> _Task brief_: Write the data out again, exactly as given.

[Start of Attachment]

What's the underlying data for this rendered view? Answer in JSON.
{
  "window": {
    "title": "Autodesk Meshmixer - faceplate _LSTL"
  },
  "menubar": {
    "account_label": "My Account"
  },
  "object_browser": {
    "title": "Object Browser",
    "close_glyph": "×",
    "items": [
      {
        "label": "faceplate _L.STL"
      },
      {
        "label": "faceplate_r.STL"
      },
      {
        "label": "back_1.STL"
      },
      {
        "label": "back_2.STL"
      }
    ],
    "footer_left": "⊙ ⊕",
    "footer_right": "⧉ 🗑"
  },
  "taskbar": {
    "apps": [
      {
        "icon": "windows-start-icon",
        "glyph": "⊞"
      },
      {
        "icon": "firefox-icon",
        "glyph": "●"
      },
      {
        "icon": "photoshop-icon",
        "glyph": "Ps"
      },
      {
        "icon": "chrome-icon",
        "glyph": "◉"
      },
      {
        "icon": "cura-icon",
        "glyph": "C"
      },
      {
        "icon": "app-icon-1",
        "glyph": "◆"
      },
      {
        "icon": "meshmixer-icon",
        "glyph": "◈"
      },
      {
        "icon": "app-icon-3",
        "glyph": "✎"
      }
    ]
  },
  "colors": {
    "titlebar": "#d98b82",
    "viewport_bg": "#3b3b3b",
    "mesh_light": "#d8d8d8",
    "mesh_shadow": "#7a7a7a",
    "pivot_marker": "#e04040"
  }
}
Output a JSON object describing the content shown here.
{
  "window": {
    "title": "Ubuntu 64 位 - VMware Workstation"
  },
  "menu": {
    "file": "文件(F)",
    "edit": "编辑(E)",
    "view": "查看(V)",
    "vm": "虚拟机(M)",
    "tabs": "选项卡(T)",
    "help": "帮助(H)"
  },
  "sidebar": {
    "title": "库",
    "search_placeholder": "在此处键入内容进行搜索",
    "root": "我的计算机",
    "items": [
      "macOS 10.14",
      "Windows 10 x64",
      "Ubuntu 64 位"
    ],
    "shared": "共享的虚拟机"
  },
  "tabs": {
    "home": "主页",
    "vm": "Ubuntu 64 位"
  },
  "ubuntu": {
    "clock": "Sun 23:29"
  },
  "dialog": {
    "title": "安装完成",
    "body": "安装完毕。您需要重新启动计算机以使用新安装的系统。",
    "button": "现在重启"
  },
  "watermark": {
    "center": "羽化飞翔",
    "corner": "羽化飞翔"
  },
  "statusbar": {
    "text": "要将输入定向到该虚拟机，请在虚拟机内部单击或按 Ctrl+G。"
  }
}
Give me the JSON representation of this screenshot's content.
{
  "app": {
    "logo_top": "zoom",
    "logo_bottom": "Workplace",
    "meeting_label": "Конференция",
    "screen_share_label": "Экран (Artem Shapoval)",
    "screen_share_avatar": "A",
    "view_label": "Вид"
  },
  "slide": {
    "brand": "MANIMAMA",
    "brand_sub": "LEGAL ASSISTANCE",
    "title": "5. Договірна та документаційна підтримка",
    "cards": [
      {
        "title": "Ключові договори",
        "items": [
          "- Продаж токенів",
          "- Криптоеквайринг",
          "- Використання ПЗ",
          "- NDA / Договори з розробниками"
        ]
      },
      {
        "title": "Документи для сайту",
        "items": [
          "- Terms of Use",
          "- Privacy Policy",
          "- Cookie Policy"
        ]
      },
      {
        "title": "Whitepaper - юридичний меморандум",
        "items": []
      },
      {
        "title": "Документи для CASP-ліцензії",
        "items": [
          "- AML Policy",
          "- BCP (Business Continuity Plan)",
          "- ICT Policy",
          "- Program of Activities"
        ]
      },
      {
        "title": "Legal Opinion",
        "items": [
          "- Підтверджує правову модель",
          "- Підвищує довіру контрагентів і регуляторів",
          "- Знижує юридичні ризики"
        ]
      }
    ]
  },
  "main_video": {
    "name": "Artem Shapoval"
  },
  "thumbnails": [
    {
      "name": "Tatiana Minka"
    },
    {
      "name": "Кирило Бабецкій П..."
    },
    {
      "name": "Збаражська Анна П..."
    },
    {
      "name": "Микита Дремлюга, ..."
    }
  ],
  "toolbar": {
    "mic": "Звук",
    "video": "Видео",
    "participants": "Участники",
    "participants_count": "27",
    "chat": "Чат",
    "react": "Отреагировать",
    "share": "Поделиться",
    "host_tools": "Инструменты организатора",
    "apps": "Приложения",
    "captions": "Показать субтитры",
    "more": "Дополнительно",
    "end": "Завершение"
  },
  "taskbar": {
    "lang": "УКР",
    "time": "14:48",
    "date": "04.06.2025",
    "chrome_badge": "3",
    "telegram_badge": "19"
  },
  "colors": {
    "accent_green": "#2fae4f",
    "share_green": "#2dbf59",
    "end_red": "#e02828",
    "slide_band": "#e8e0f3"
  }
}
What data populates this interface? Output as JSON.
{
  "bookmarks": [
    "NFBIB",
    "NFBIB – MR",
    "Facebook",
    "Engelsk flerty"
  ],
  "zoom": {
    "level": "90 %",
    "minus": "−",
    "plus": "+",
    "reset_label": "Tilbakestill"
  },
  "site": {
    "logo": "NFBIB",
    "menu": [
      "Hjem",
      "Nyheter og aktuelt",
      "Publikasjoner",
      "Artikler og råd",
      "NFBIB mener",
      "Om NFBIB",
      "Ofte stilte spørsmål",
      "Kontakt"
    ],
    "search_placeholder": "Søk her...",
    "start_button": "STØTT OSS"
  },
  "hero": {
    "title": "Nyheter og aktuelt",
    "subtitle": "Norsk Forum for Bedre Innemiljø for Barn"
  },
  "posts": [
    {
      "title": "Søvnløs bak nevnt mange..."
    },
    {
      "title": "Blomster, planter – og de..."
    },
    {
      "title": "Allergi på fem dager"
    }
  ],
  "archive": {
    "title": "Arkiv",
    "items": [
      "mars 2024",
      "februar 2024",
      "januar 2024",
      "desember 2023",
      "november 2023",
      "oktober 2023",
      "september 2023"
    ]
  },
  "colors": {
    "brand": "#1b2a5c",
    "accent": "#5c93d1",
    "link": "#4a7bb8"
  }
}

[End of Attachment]

> _Result for this exercise_:
What's the underlying data for this rendered view? Answer in JSON.
{
  "window": {
    "title": "Autodesk Meshmixer - faceplate _LSTL"
  },
  "menubar": {
    "account_label": "My Account"
  },
  "object_browser": {
    "title": "Object Browser",
    "close_glyph": "×",
    "items": [
      {
        "label": "faceplate _L.STL"
      },
      {
        "label": "faceplate_r.STL"
      },
      {
        "label": "back_1.STL"
      },
      {
        "label": "back_2.STL"
      }
    ],
    "footer_left": "⊙ ⊕",
    "footer_right": "⧉ 🗑"
  },
  "taskbar": {
    "apps": [
      {
        "icon": "windows-start-icon",
        "glyph": "⊞"
      },
      {
        "icon": "firefox-icon",
        "glyph": "●"
      },
      {
        "icon": "photoshop-icon",
        "glyph": "Ps"
      },
      {
        "icon": "chrome-icon",
        "glyph": "◉"
      },
      {
        "icon": "cura-icon",
        "glyph": "C"
      },
      {
        "icon": "app-icon-1",
        "glyph": "◆"
      },
      {
        "icon": "meshmixer-icon",
        "glyph": "◈"
      },
      {
        "icon": "app-icon-3",
        "glyph": "✎"
      }
    ]
  },
  "colors": {
    "titlebar": "#d98b82",
    "viewport_bg": "#3b3b3b",
    "mesh_light": "#d8d8d8",
    "mesh_shadow": "#7a7a7a",
    "pivot_marker": "#e04040"
  }
}
Output a JSON object describing the content shown here.
{
  "window": {
    "title": "Ubuntu 64 位 - VMware Workstation"
  },
  "menu": {
    "file": "文件(F)",
    "edit": "编辑(E)",
    "view": "查看(V)",
    "vm": "虚拟机(M)",
    "tabs": "选项卡(T)",
    "help": "帮助(H)"
  },
  "sidebar": {
    "title": "库",
    "search_placeholder": "在此处键入内容进行搜索",
    "root": "我的计算机",
    "items": [
      "macOS 10.14",
      "Windows 10 x64",
      "Ubuntu 64 位"
    ],
    "shared": "共享的虚拟机"
  },
  "tabs": {
    "home": "主页",
    "vm": "Ubuntu 64 位"
  },
  "ubuntu": {
    "clock": "Sun 23:29"
  },
  "dialog": {
    "title": "安装完成",
    "body": "安装完毕。您需要重新启动计算机以使用新安装的系统。",
    "button": "现在重启"
  },
  "watermark": {
    "center": "羽化飞翔",
    "corner": "羽化飞翔"
  },
  "statusbar": {
    "text": "要将输入定向到该虚拟机，请在虚拟机内部单击或按 Ctrl+G。"
  }
}
Give me the JSON representation of this screenshot's content.
{
  "app": {
    "logo_top": "zoom",
    "logo_bottom": "Workplace",
    "meeting_label": "Конференция",
    "screen_share_label": "Экран (Artem Shapoval)",
    "screen_share_avatar": "A",
    "view_label": "Вид"
  },
  "slide": {
    "brand": "MANIMAMA",
    "brand_sub": "LEGAL ASSISTANCE",
    "title": "5. Договірна та документаційна підтримка",
    "cards": [
      {
        "title": "Ключові договори",
        "items": [
          "- Продаж токенів",
          "- Криптоеквайринг",
          "- Використання ПЗ",
          "- NDA / Договори з розробниками"
        ]
      },
      {
        "title": "Документи для сайту",
        "items": [
          "- Terms of Use",
          "- Privacy Policy",
          "- Cookie Policy"
        ]
      },
      {
        "title": "Whitepaper - юридичний меморандум",
        "items": []
      },
      {
        "title": "Документи для CASP-ліцензії",
        "items": [
          "- AML Policy",
          "- BCP (Business Continuity Plan)",
          "- ICT Policy",
          "- Program of Activities"
        ]
      },
      {
        "title": "Legal Opinion",
        "items": [
          "- Підтверджує правову модель",
          "- Підвищує довіру контрагентів і регуляторів",
          "- Знижує юридичні ризики"
        ]
      }
    ]
  },
  "main_video": {
    "name": "Artem Shapoval"
  },
  "thumbnails": [
    {
      "name": "Tatiana Minka"
    },
    {
      "name": "Кирило Бабецкій П..."
    },
    {
      "name": "Збаражська Анна П..."
    },
    {
      "name": "Микита Дремлюга, ..."
    }
  ],
  "toolbar": {
    "mic": "Звук",
    "video": "Видео",
    "participants": "Участники",
    "participants_count": "27",
    "chat": "Чат",
    "react": "Отреагировать",
    "share": "Поделиться",
    "host_tools": "Инструменты организатора",
    "apps": "Приложения",
    "captions": "Показать субтитры",
    "more": "Дополнительно",
    "end": "Завершение"
  },
  "taskbar": {
    "lang": "УКР",
    "time": "14:48",
    "date": "04.06.2025",
    "chrome_badge": "3",
    "telegram_badge": "19"
  },
  "colors": {
    "accent_green": "#2fae4f",
    "share_green": "#2dbf59",
    "end_red": "#e02828",
    "slide_band": "#e8e0f3"
  }
}
What data populates this interface? Output as JSON.
{
  "bookmarks": [
    "NFBIB",
    "NFBIB – MR",
    "Facebook",
    "Engelsk flerty"
  ],
  "zoom": {
    "level": "90 %",
    "minus": "−",
    "plus": "+",
    "reset_label": "Tilbakestill"
  },
  "site": {
    "logo": "NFBIB",
    "menu": [
      "Hjem",
      "Nyheter og aktuelt",
      "Publikasjoner",
      "Artikler og råd",
      "NFBIB mener",
      "Om NFBIB",
      "Ofte stilte spørsmål",
      "Kontakt"
    ],
    "search_placeholder": "Søk her...",
    "start_button": "STØTT OSS"
  },
  "hero": {
    "title": "Nyheter og aktuelt",
    "subtitle": "Norsk Forum for Bedre Innemiljø for Barn"
  },
  "posts": [
    {
      "title": "Søvnløs bak nevnt mange..."
    },
    {
      "title": "Blomster, planter – og de..."
    },
    {
      "title": "Allergi på fem dager"
    }
  ],
  "archive": {
    "title": "Arkiv",
    "items": [
      "mars 2024",
      "februar 2024",
      "januar 2024",
      "desember 2023",
      "november 2023",
      "oktober 2023",
      "september 2023"
    ]
  },
  "colors": {
    "brand": "#1b2a5c",
    "accent": "#5c93d1",
    "link": "#4a7bb8"
  }
}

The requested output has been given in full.